Goal of the exercise >>
Pull out all lines from the listing below in which the word "Falun" appears.

Records >>
:::
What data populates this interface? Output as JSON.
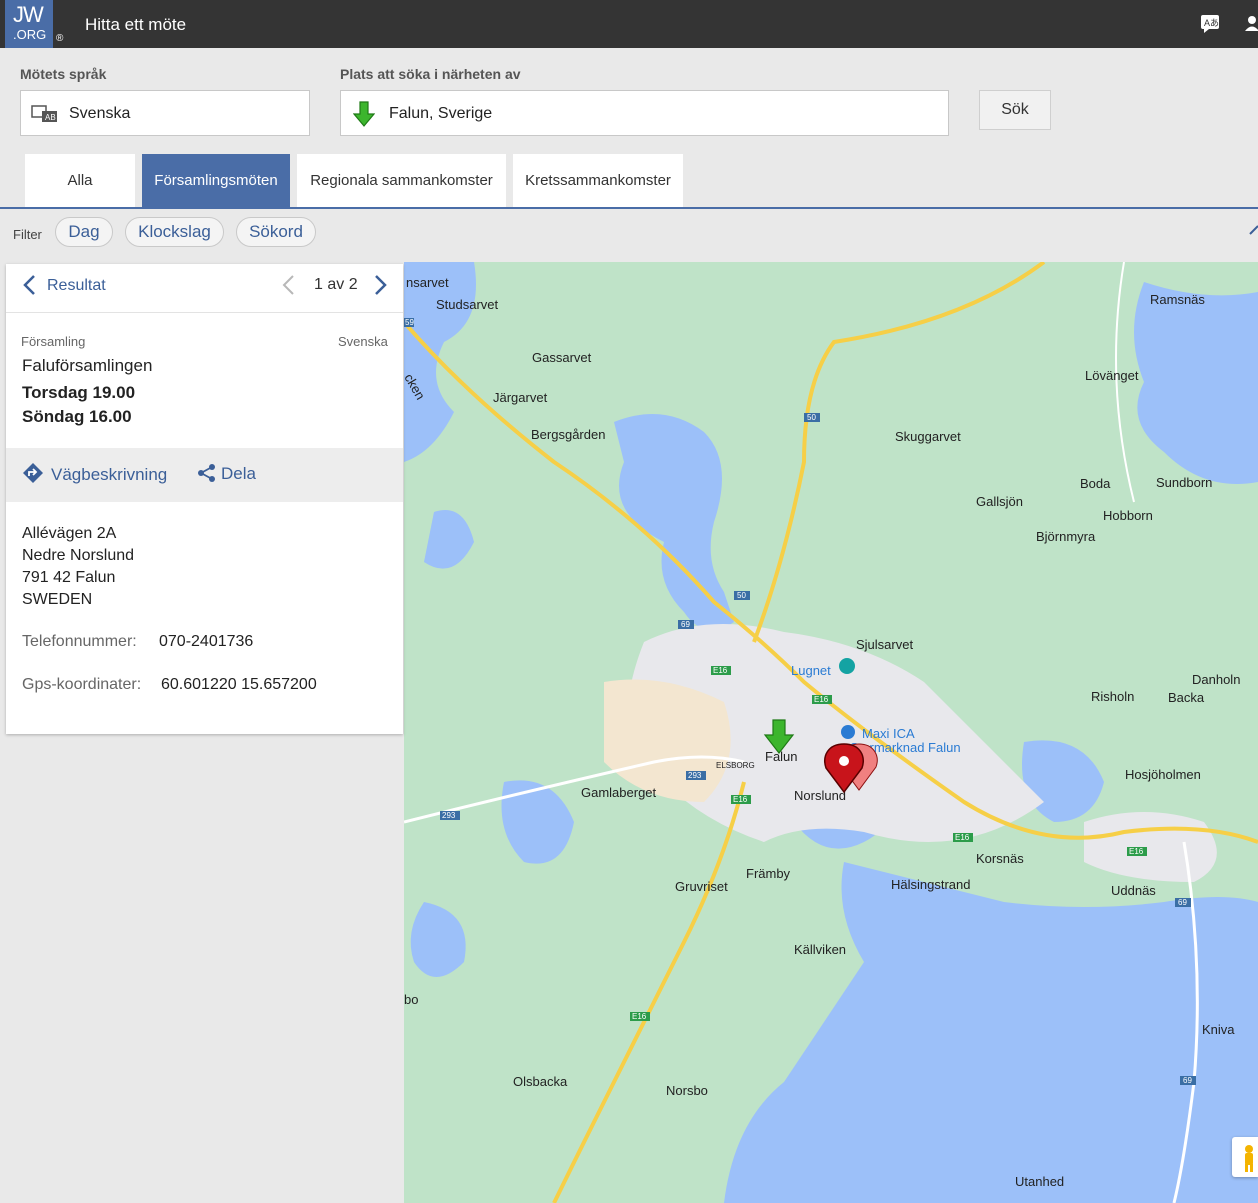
{
  "header": {
    "logo_top": "JW",
    "logo_bottom": ".ORG",
    "registered": "®",
    "title": "Hitta ett möte",
    "icon_language": "translate-icon",
    "icon_user": "user-icon"
  },
  "search": {
    "language_label": "Mötets språk",
    "language_value": "Svenska",
    "location_label": "Plats att söka i närheten av",
    "location_value": "Falun, Sverige",
    "search_button": "Sök"
  },
  "tabs": [
    {
      "label": "Alla",
      "active": false
    },
    {
      "label": "Församlingsmöten",
      "active": true
    },
    {
      "label": "Regionala sammankomster",
      "active": false
    },
    {
      "label": "Kretssammankomster",
      "active": false
    }
  ],
  "filter": {
    "label": "Filter",
    "chips": [
      "Dag",
      "Klockslag",
      "Sökord"
    ]
  },
  "result": {
    "back_label": "Resultat",
    "pagination": "1 av 2",
    "type": "Församling",
    "language": "Svenska",
    "name": "Faluförsamlingen",
    "times": [
      "Torsdag 19.00",
      "Söndag 16.00"
    ],
    "directions_label": "Vägbeskrivning",
    "share_label": "Dela",
    "address": [
      "Allévägen 2A",
      "Nedre Norslund",
      "791 42  Falun",
      "SWEDEN"
    ],
    "phone_label": "Telefonnummer:",
    "phone": "070-2401736",
    "gps_label": "Gps-koordinater:",
    "gps": "60.601220 15.657200"
  },
  "map": {
    "places": [
      "nsarvet",
      "Studsarvet",
      "Gassarvet",
      "Järgarvet",
      "Bergsgården",
      "Ramsnäs",
      "Lövänget",
      "Skuggarvet",
      "Gallsjön",
      "Boda",
      "Sundborn",
      "Hobborn",
      "Björnmyra",
      "Sjulsarvet",
      "Lugnet",
      "Maxi ICA",
      "Stormarknad Falun",
      "Danholn",
      "Risholn",
      "Backa",
      "Falun",
      "ELSBORG",
      "Norslund",
      "Hosjöholmen",
      "Gamlaberget",
      "Korsnäs",
      "Främby",
      "Hälsingstrand",
      "Uddnäs",
      "Gruvriset",
      "Källviken",
      "Kniva",
      "Olsbacka",
      "Norsbo",
      "Utanhed",
      "cken",
      "bo"
    ],
    "road_labels": [
      "59",
      "50",
      "50",
      "69",
      "E16",
      "E16",
      "293",
      "E16",
      "293",
      "E16",
      "E16",
      "69",
      "E16",
      "69"
    ]
  }
}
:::
Task response >>
    "location_value": "Falun, Sverige",
      "791 42  Falun",
      "Stormarknad Falun",
      "Falun",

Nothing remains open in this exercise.